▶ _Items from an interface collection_
══════════════════════════════

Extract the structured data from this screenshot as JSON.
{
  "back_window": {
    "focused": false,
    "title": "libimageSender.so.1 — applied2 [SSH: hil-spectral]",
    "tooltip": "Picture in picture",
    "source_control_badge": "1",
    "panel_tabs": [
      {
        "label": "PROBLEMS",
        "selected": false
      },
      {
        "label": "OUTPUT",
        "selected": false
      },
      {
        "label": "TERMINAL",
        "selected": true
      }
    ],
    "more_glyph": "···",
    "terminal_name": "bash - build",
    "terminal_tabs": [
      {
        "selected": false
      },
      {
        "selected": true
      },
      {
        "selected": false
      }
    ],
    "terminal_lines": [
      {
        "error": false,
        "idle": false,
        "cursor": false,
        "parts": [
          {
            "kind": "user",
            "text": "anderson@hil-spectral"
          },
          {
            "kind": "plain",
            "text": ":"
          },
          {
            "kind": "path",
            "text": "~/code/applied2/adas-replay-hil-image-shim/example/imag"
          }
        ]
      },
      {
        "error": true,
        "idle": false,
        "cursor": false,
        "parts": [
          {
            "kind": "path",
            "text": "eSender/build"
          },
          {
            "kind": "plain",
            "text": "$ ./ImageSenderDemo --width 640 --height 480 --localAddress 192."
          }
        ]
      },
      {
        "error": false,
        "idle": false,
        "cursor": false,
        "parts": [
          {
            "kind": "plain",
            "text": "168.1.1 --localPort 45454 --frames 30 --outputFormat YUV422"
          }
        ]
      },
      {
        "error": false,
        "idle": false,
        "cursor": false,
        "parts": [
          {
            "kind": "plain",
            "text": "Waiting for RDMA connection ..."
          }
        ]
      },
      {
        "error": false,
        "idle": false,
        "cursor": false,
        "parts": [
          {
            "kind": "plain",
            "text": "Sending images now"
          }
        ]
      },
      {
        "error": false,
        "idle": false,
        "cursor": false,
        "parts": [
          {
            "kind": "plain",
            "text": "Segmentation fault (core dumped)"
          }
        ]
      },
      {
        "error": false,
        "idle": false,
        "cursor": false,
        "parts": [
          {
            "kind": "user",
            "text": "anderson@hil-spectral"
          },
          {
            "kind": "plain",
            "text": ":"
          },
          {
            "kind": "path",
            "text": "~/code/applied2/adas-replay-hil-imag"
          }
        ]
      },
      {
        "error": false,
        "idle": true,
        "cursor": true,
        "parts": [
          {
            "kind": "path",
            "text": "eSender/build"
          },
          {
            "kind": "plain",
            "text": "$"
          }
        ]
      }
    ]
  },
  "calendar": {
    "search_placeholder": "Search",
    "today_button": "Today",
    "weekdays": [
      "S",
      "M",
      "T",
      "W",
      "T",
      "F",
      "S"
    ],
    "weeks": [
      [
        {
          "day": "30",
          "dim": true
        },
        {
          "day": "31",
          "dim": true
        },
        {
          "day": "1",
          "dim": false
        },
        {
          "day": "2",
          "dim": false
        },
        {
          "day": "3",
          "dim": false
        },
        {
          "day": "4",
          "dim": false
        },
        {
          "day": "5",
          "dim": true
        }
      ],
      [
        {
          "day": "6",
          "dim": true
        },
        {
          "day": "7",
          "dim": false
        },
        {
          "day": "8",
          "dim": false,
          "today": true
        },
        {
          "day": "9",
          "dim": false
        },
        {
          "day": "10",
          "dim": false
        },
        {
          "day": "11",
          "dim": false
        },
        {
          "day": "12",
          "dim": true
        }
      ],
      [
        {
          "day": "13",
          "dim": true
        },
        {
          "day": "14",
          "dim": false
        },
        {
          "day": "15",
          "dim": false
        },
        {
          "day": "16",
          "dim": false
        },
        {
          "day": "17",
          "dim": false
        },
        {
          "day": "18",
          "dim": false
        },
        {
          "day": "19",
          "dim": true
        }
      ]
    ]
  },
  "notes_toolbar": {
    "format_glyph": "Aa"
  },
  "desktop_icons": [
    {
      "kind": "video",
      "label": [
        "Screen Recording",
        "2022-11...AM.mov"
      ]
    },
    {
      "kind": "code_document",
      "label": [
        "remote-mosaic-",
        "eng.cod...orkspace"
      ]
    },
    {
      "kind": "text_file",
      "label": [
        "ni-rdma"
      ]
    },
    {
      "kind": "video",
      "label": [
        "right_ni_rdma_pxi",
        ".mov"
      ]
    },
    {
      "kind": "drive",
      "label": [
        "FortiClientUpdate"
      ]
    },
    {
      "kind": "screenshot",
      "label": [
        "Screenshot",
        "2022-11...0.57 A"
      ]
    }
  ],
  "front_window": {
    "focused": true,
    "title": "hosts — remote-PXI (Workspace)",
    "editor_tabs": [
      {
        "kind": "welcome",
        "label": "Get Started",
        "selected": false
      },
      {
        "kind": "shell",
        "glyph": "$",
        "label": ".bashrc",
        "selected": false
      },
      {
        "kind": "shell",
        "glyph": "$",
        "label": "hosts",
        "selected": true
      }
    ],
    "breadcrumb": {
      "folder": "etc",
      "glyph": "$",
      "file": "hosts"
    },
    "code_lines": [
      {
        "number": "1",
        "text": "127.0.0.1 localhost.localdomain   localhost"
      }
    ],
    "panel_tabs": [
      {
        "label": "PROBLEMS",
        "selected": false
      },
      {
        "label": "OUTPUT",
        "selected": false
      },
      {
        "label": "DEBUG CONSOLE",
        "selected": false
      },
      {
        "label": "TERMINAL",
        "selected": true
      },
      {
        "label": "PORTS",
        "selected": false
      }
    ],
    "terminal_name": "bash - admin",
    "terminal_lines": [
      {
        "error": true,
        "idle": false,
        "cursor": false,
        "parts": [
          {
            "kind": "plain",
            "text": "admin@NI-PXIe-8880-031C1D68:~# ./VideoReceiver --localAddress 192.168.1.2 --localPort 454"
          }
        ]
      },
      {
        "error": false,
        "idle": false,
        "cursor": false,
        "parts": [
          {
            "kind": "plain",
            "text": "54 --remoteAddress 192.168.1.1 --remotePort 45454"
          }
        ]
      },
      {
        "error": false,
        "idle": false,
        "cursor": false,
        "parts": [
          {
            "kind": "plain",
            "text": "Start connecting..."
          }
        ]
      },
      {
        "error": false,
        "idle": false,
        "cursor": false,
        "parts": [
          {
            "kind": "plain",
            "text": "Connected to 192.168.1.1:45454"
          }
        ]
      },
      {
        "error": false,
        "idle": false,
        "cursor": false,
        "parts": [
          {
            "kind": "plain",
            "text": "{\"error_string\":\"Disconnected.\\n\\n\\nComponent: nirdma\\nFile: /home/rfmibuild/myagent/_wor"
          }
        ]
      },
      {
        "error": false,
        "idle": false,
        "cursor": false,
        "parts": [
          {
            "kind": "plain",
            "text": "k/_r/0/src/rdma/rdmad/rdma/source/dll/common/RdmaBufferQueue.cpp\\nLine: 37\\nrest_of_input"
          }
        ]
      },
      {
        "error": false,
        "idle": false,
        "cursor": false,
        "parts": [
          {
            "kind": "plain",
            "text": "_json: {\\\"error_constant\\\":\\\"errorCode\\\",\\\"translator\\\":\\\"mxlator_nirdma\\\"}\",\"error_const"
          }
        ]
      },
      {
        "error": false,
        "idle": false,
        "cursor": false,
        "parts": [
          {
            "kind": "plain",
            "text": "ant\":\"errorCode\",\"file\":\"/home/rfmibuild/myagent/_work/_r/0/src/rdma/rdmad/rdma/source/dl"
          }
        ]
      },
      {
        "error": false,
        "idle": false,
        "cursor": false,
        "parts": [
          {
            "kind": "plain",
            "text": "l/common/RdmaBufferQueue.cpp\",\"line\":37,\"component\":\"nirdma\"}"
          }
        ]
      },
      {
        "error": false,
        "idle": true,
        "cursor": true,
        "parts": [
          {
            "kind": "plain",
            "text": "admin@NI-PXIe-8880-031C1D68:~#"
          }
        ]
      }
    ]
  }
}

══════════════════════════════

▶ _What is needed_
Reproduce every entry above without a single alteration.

▶ _Problem solution_
Extract the structured data from this screenshot as JSON.
{
  "back_window": {
    "focused": false,
    "title": "libimageSender.so.1 — applied2 [SSH: hil-spectral]",
    "tooltip": "Picture in picture",
    "source_control_badge": "1",
    "panel_tabs": [
      {
        "label": "PROBLEMS",
        "selected": false
      },
      {
        "label": "OUTPUT",
        "selected": false
      },
      {
        "label": "TERMINAL",
        "selected": true
      }
    ],
    "more_glyph": "···",
    "terminal_name": "bash - build",
    "terminal_tabs": [
      {
        "selected": false
      },
      {
        "selected": true
      },
      {
        "selected": false
      }
    ],
    "terminal_lines": [
      {
        "error": false,
        "idle": false,
        "cursor": false,
        "parts": [
          {
            "kind": "user",
            "text": "anderson@hil-spectral"
          },
          {
            "kind": "plain",
            "text": ":"
          },
          {
            "kind": "path",
            "text": "~/code/applied2/adas-replay-hil-image-shim/example/imag"
          }
        ]
      },
      {
        "error": true,
        "idle": false,
        "cursor": false,
        "parts": [
          {
            "kind": "path",
            "text": "eSender/build"
          },
          {
            "kind": "plain",
            "text": "$ ./ImageSenderDemo --width 640 --height 480 --localAddress 192."
          }
        ]
      },
      {
        "error": false,
        "idle": false,
        "cursor": false,
        "parts": [
          {
            "kind": "plain",
            "text": "168.1.1 --localPort 45454 --frames 30 --outputFormat YUV422"
          }
        ]
      },
      {
        "error": false,
        "idle": false,
        "cursor": false,
        "parts": [
          {
            "kind": "plain",
            "text": "Waiting for RDMA connection ..."
          }
        ]
      },
      {
        "error": false,
        "idle": false,
        "cursor": false,
        "parts": [
          {
            "kind": "plain",
            "text": "Sending images now"
          }
        ]
      },
      {
        "error": false,
        "idle": false,
        "cursor": false,
        "parts": [
          {
            "kind": "plain",
            "text": "Segmentation fault (core dumped)"
          }
        ]
      },
      {
        "error": false,
        "idle": false,
        "cursor": false,
        "parts": [
          {
            "kind": "user",
            "text": "anderson@hil-spectral"
          },
          {
            "kind": "plain",
            "text": ":"
          },
          {
            "kind": "path",
            "text": "~/code/applied2/adas-replay-hil-imag"
          }
        ]
      },
      {
        "error": false,
        "idle": true,
        "cursor": true,
        "parts": [
          {
            "kind": "path",
            "text": "eSender/build"
          },
          {
            "kind": "plain",
            "text": "$"
          }
        ]
      }
    ]
  },
  "calendar": {
    "search_placeholder": "Search",
    "today_button": "Today",
    "weekdays": [
      "S",
      "M",
      "T",
      "W",
      "T",
      "F",
      "S"
    ],
    "weeks": [
      [
        {
          "day": "30",
          "dim": true
        },
        {
          "day": "31",
          "dim": true
        },
        {
          "day": "1",
          "dim": false
        },
        {
          "day": "2",
          "dim": false
        },
        {
          "day": "3",
          "dim": false
        },
        {
          "day": "4",
          "dim": false
        },
        {
          "day": "5",
          "dim": true
        }
      ],
      [
        {
          "day": "6",
          "dim": true
        },
        {
          "day": "7",
          "dim": false
        },
        {
          "day": "8",
          "dim": false,
          "today": true
        },
        {
          "day": "9",
          "dim": false
        },
        {
          "day": "10",
          "dim": false
        },
        {
          "day": "11",
          "dim": false
        },
        {
          "day": "12",
          "dim": true
        }
      ],
      [
        {
          "day": "13",
          "dim": true
        },
        {
          "day": "14",
          "dim": false
        },
        {
          "day": "15",
          "dim": false
        },
        {
          "day": "16",
          "dim": false
        },
        {
          "day": "17",
          "dim": false
        },
        {
          "day": "18",
          "dim": false
        },
        {
          "day": "19",
          "dim": true
        }
      ]
    ]
  },
  "notes_toolbar": {
    "format_glyph": "Aa"
  },
  "desktop_icons": [
    {
      "kind": "video",
      "label": [
        "Screen Recording",
        "2022-11...AM.mov"
      ]
    },
    {
      "kind": "code_document",
      "label": [
        "remote-mosaic-",
        "eng.cod...orkspace"
      ]
    },
    {
      "kind": "text_file",
      "label": [
        "ni-rdma"
      ]
    },
    {
      "kind": "video",
      "label": [
        "right_ni_rdma_pxi",
        ".mov"
      ]
    },
    {
      "kind": "drive",
      "label": [
        "FortiClientUpdate"
      ]
    },
    {
      "kind": "screenshot",
      "label": [
        "Screenshot",
        "2022-11...0.57 A"
      ]
    }
  ],
  "front_window": {
    "focused": true,
    "title": "hosts — remote-PXI (Workspace)",
    "editor_tabs": [
      {
        "kind": "welcome",
        "label": "Get Started",
        "selected": false
      },
      {
        "kind": "shell",
        "glyph": "$",
        "label": ".bashrc",
        "selected": false
      },
      {
        "kind": "shell",
        "glyph": "$",
        "label": "hosts",
        "selected": true
      }
    ],
    "breadcrumb": {
      "folder": "etc",
      "glyph": "$",
      "file": "hosts"
    },
    "code_lines": [
      {
        "number": "1",
        "text": "127.0.0.1 localhost.localdomain   localhost"
      }
    ],
    "panel_tabs": [
      {
        "label": "PROBLEMS",
        "selected": false
      },
      {
        "label": "OUTPUT",
        "selected": false
      },
      {
        "label": "DEBUG CONSOLE",
        "selected": false
      },
      {
        "label": "TERMINAL",
        "selected": true
      },
      {
        "label": "PORTS",
        "selected": false
      }
    ],
    "terminal_name": "bash - admin",
    "terminal_lines": [
      {
        "error": true,
        "idle": false,
        "cursor": false,
        "parts": [
          {
            "kind": "plain",
            "text": "admin@NI-PXIe-8880-031C1D68:~# ./VideoReceiver --localAddress 192.168.1.2 --localPort 454"
          }
        ]
      },
      {
        "error": false,
        "idle": false,
        "cursor": false,
        "parts": [
          {
            "kind": "plain",
            "text": "54 --remoteAddress 192.168.1.1 --remotePort 45454"
          }
        ]
      },
      {
        "error": false,
        "idle": false,
        "cursor": false,
        "parts": [
          {
            "kind": "plain",
            "text": "Start connecting..."
          }
        ]
      },
      {
        "error": false,
        "idle": false,
        "cursor": false,
        "parts": [
          {
            "kind": "plain",
            "text": "Connected to 192.168.1.1:45454"
          }
        ]
      },
      {
        "error": false,
        "idle": false,
        "cursor": false,
        "parts": [
          {
            "kind": "plain",
            "text": "{\"error_string\":\"Disconnected.\\n\\n\\nComponent: nirdma\\nFile: /home/rfmibuild/myagent/_wor"
          }
        ]
      },
      {
        "error": false,
        "idle": false,
        "cursor": false,
        "parts": [
          {
            "kind": "plain",
            "text": "k/_r/0/src/rdma/rdmad/rdma/source/dll/common/RdmaBufferQueue.cpp\\nLine: 37\\nrest_of_input"
          }
        ]
      },
      {
        "error": false,
        "idle": false,
        "cursor": false,
        "parts": [
          {
            "kind": "plain",
            "text": "_json: {\\\"error_constant\\\":\\\"errorCode\\\",\\\"translator\\\":\\\"mxlator_nirdma\\\"}\",\"error_const"
          }
        ]
      },
      {
        "error": false,
        "idle": false,
        "cursor": false,
        "parts": [
          {
            "kind": "plain",
            "text": "ant\":\"errorCode\",\"file\":\"/home/rfmibuild/myagent/_work/_r/0/src/rdma/rdmad/rdma/source/dl"
          }
        ]
      },
      {
        "error": false,
        "idle": false,
        "cursor": false,
        "parts": [
          {
            "kind": "plain",
            "text": "l/common/RdmaBufferQueue.cpp\",\"line\":37,\"component\":\"nirdma\"}"
          }
        ]
      },
      {
        "error": false,
        "idle": true,
        "cursor": true,
        "parts": [
          {
            "kind": "plain",
            "text": "admin@NI-PXIe-8880-031C1D68:~#"
          }
        ]
      }
    ]
  }
}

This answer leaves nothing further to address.